The regular stopping-off points come in handy because there is so much to see in and around the old town, including its three iconic stone towers, dating back to the 14th and 15th centuries, which dominate the seaward approach. The oldest is the Tour de la Chaîne, so-called because a huge chain was slung from it across to the Tour St-Nicolas to protect the inner harbour.
Biggest of the trio is the Tour de la Lanterne, the only surviving medieval lighthouse on the Atlantic coast, which later became a prison for pirates, enemy seamen – including English, of course – then Huguenots, then clergy during the Revolution. There are still hundreds of bits of graffiti from captured English, Dutch and Spanish sailors, and later military prisoners, and the view from the 70m-high battlements is worth the climb.
For a trip out one day, try the picturesque village of St Martin on the flat-as-a-pancake Île de Ré, a picture-postcard mini-port carrying echoes of Cornwall and popular with well-heeled Parisians and Brits, with more artisan shops and restaurants … and the more workmanlike Au Lever du Soleil quayside café serving two sarnies, two beers and a Perrier for a very reasonable €18.20. Just a short drive away is the Phare des Baleines lighthouse, where local traders display all manner of treats, including aromatic sea salt straight from the evaporation pans nearby, sold by the families who harvest it. A bargain buy, well worth making room for in your luggage, especially if you're travelling overland by car … and that's a narrative for La Rock Part II.

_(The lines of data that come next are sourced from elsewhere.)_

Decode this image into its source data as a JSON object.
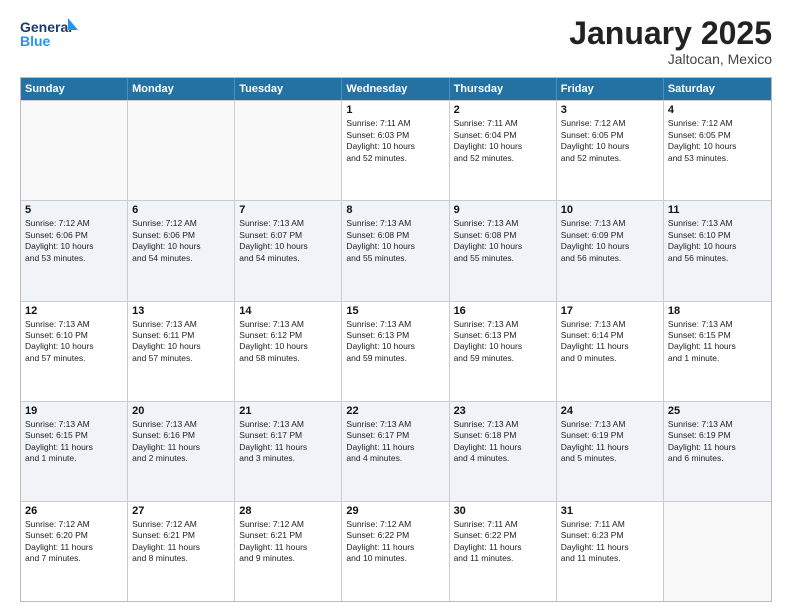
{
  "header": {
    "logo_line1": "General",
    "logo_line2": "Blue",
    "month_title": "January 2025",
    "subtitle": "Jaltocan, Mexico"
  },
  "weekdays": [
    "Sunday",
    "Monday",
    "Tuesday",
    "Wednesday",
    "Thursday",
    "Friday",
    "Saturday"
  ],
  "rows": [
    [
      {
        "day": "",
        "text": "",
        "empty": true
      },
      {
        "day": "",
        "text": "",
        "empty": true
      },
      {
        "day": "",
        "text": "",
        "empty": true
      },
      {
        "day": "1",
        "text": "Sunrise: 7:11 AM\nSunset: 6:03 PM\nDaylight: 10 hours\nand 52 minutes."
      },
      {
        "day": "2",
        "text": "Sunrise: 7:11 AM\nSunset: 6:04 PM\nDaylight: 10 hours\nand 52 minutes."
      },
      {
        "day": "3",
        "text": "Sunrise: 7:12 AM\nSunset: 6:05 PM\nDaylight: 10 hours\nand 52 minutes."
      },
      {
        "day": "4",
        "text": "Sunrise: 7:12 AM\nSunset: 6:05 PM\nDaylight: 10 hours\nand 53 minutes."
      }
    ],
    [
      {
        "day": "5",
        "text": "Sunrise: 7:12 AM\nSunset: 6:06 PM\nDaylight: 10 hours\nand 53 minutes."
      },
      {
        "day": "6",
        "text": "Sunrise: 7:12 AM\nSunset: 6:06 PM\nDaylight: 10 hours\nand 54 minutes."
      },
      {
        "day": "7",
        "text": "Sunrise: 7:13 AM\nSunset: 6:07 PM\nDaylight: 10 hours\nand 54 minutes."
      },
      {
        "day": "8",
        "text": "Sunrise: 7:13 AM\nSunset: 6:08 PM\nDaylight: 10 hours\nand 55 minutes."
      },
      {
        "day": "9",
        "text": "Sunrise: 7:13 AM\nSunset: 6:08 PM\nDaylight: 10 hours\nand 55 minutes."
      },
      {
        "day": "10",
        "text": "Sunrise: 7:13 AM\nSunset: 6:09 PM\nDaylight: 10 hours\nand 56 minutes."
      },
      {
        "day": "11",
        "text": "Sunrise: 7:13 AM\nSunset: 6:10 PM\nDaylight: 10 hours\nand 56 minutes."
      }
    ],
    [
      {
        "day": "12",
        "text": "Sunrise: 7:13 AM\nSunset: 6:10 PM\nDaylight: 10 hours\nand 57 minutes."
      },
      {
        "day": "13",
        "text": "Sunrise: 7:13 AM\nSunset: 6:11 PM\nDaylight: 10 hours\nand 57 minutes."
      },
      {
        "day": "14",
        "text": "Sunrise: 7:13 AM\nSunset: 6:12 PM\nDaylight: 10 hours\nand 58 minutes."
      },
      {
        "day": "15",
        "text": "Sunrise: 7:13 AM\nSunset: 6:13 PM\nDaylight: 10 hours\nand 59 minutes."
      },
      {
        "day": "16",
        "text": "Sunrise: 7:13 AM\nSunset: 6:13 PM\nDaylight: 10 hours\nand 59 minutes."
      },
      {
        "day": "17",
        "text": "Sunrise: 7:13 AM\nSunset: 6:14 PM\nDaylight: 11 hours\nand 0 minutes."
      },
      {
        "day": "18",
        "text": "Sunrise: 7:13 AM\nSunset: 6:15 PM\nDaylight: 11 hours\nand 1 minute."
      }
    ],
    [
      {
        "day": "19",
        "text": "Sunrise: 7:13 AM\nSunset: 6:15 PM\nDaylight: 11 hours\nand 1 minute."
      },
      {
        "day": "20",
        "text": "Sunrise: 7:13 AM\nSunset: 6:16 PM\nDaylight: 11 hours\nand 2 minutes."
      },
      {
        "day": "21",
        "text": "Sunrise: 7:13 AM\nSunset: 6:17 PM\nDaylight: 11 hours\nand 3 minutes."
      },
      {
        "day": "22",
        "text": "Sunrise: 7:13 AM\nSunset: 6:17 PM\nDaylight: 11 hours\nand 4 minutes."
      },
      {
        "day": "23",
        "text": "Sunrise: 7:13 AM\nSunset: 6:18 PM\nDaylight: 11 hours\nand 4 minutes."
      },
      {
        "day": "24",
        "text": "Sunrise: 7:13 AM\nSunset: 6:19 PM\nDaylight: 11 hours\nand 5 minutes."
      },
      {
        "day": "25",
        "text": "Sunrise: 7:13 AM\nSunset: 6:19 PM\nDaylight: 11 hours\nand 6 minutes."
      }
    ],
    [
      {
        "day": "26",
        "text": "Sunrise: 7:12 AM\nSunset: 6:20 PM\nDaylight: 11 hours\nand 7 minutes."
      },
      {
        "day": "27",
        "text": "Sunrise: 7:12 AM\nSunset: 6:21 PM\nDaylight: 11 hours\nand 8 minutes."
      },
      {
        "day": "28",
        "text": "Sunrise: 7:12 AM\nSunset: 6:21 PM\nDaylight: 11 hours\nand 9 minutes."
      },
      {
        "day": "29",
        "text": "Sunrise: 7:12 AM\nSunset: 6:22 PM\nDaylight: 11 hours\nand 10 minutes."
      },
      {
        "day": "30",
        "text": "Sunrise: 7:11 AM\nSunset: 6:22 PM\nDaylight: 11 hours\nand 11 minutes."
      },
      {
        "day": "31",
        "text": "Sunrise: 7:11 AM\nSunset: 6:23 PM\nDaylight: 11 hours\nand 11 minutes."
      },
      {
        "day": "",
        "text": "",
        "empty": true
      }
    ]
  ]
}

As a taster to this, we arrived in La Belle France in some style thanks to the quite superb Brittany Ferries and sailed home the same way … relaxed and very well fed and watered.